Exact copies of all the entries are needed.

> _Dataset entries_:
== Segment start ==

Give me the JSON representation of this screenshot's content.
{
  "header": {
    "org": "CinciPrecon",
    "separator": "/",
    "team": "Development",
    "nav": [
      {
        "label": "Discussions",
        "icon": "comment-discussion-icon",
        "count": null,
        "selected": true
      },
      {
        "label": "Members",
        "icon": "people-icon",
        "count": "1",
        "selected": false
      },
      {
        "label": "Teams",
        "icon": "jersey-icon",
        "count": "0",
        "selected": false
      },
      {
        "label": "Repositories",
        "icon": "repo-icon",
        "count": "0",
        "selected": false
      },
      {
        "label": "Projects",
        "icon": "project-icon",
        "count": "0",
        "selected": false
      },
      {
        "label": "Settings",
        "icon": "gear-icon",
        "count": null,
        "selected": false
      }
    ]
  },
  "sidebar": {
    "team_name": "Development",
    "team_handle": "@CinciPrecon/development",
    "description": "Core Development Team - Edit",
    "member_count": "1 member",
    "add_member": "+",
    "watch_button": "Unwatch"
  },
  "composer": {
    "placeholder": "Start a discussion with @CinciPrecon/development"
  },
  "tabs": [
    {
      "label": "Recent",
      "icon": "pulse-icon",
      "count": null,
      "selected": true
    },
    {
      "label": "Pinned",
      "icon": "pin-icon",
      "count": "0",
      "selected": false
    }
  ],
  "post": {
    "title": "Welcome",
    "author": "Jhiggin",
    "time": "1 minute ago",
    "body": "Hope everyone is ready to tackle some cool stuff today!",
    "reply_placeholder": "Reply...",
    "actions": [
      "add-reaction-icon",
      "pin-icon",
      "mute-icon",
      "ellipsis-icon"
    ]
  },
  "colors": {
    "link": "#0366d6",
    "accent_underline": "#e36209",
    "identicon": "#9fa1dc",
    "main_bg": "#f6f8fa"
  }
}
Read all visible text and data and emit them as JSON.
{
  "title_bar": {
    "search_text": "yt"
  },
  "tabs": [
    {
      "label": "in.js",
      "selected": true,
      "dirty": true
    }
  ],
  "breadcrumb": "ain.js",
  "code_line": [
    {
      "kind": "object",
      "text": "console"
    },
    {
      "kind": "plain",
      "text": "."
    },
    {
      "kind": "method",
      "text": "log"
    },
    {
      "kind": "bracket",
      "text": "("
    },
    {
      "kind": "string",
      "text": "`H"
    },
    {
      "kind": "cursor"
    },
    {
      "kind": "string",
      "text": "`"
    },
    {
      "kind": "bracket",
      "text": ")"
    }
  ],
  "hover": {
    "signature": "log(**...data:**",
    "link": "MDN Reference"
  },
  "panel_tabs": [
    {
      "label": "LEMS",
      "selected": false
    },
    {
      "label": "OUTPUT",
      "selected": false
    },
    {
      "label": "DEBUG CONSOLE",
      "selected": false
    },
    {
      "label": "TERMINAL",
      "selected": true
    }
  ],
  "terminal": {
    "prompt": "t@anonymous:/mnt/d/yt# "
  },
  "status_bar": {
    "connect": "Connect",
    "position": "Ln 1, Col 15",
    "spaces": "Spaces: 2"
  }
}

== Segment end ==

> _PROBLEM SOLUTION_:
Give me the JSON representation of this screenshot's content.
{
  "header": {
    "org": "CinciPrecon",
    "separator": "/",
    "team": "Development",
    "nav": [
      {
        "label": "Discussions",
        "icon": "comment-discussion-icon",
        "count": null,
        "selected": true
      },
      {
        "label": "Members",
        "icon": "people-icon",
        "count": "1",
        "selected": false
      },
      {
        "label": "Teams",
        "icon": "jersey-icon",
        "count": "0",
        "selected": false
      },
      {
        "label": "Repositories",
        "icon": "repo-icon",
        "count": "0",
        "selected": false
      },
      {
        "label": "Projects",
        "icon": "project-icon",
        "count": "0",
        "selected": false
      },
      {
        "label": "Settings",
        "icon": "gear-icon",
        "count": null,
        "selected": false
      }
    ]
  },
  "sidebar": {
    "team_name": "Development",
    "team_handle": "@CinciPrecon/development",
    "description": "Core Development Team - Edit",
    "member_count": "1 member",
    "add_member": "+",
    "watch_button": "Unwatch"
  },
  "composer": {
    "placeholder": "Start a discussion with @CinciPrecon/development"
  },
  "tabs": [
    {
      "label": "Recent",
      "icon": "pulse-icon",
      "count": null,
      "selected": true
    },
    {
      "label": "Pinned",
      "icon": "pin-icon",
      "count": "0",
      "selected": false
    }
  ],
  "post": {
    "title": "Welcome",
    "author": "Jhiggin",
    "time": "1 minute ago",
    "body": "Hope everyone is ready to tackle some cool stuff today!",
    "reply_placeholder": "Reply...",
    "actions": [
      "add-reaction-icon",
      "pin-icon",
      "mute-icon",
      "ellipsis-icon"
    ]
  },
  "colors": {
    "link": "#0366d6",
    "accent_underline": "#e36209",
    "identicon": "#9fa1dc",
    "main_bg": "#f6f8fa"
  }
}
Read all visible text and data and emit them as JSON.
{
  "title_bar": {
    "search_text": "yt"
  },
  "tabs": [
    {
      "label": "in.js",
      "selected": true,
      "dirty": true
    }
  ],
  "breadcrumb": "ain.js",
  "code_line": [
    {
      "kind": "object",
      "text": "console"
    },
    {
      "kind": "plain",
      "text": "."
    },
    {
      "kind": "method",
      "text": "log"
    },
    {
      "kind": "bracket",
      "text": "("
    },
    {
      "kind": "string",
      "text": "`H"
    },
    {
      "kind": "cursor"
    },
    {
      "kind": "string",
      "text": "`"
    },
    {
      "kind": "bracket",
      "text": ")"
    }
  ],
  "hover": {
    "signature": "log(**...data:**",
    "link": "MDN Reference"
  },
  "panel_tabs": [
    {
      "label": "LEMS",
      "selected": false
    },
    {
      "label": "OUTPUT",
      "selected": false
    },
    {
      "label": "DEBUG CONSOLE",
      "selected": false
    },
    {
      "label": "TERMINAL",
      "selected": true
    }
  ],
  "terminal": {
    "prompt": "t@anonymous:/mnt/d/yt# "
  },
  "status_bar": {
    "connect": "Connect",
    "position": "Ln 1, Col 15",
    "spaces": "Spaces: 2"
  }
}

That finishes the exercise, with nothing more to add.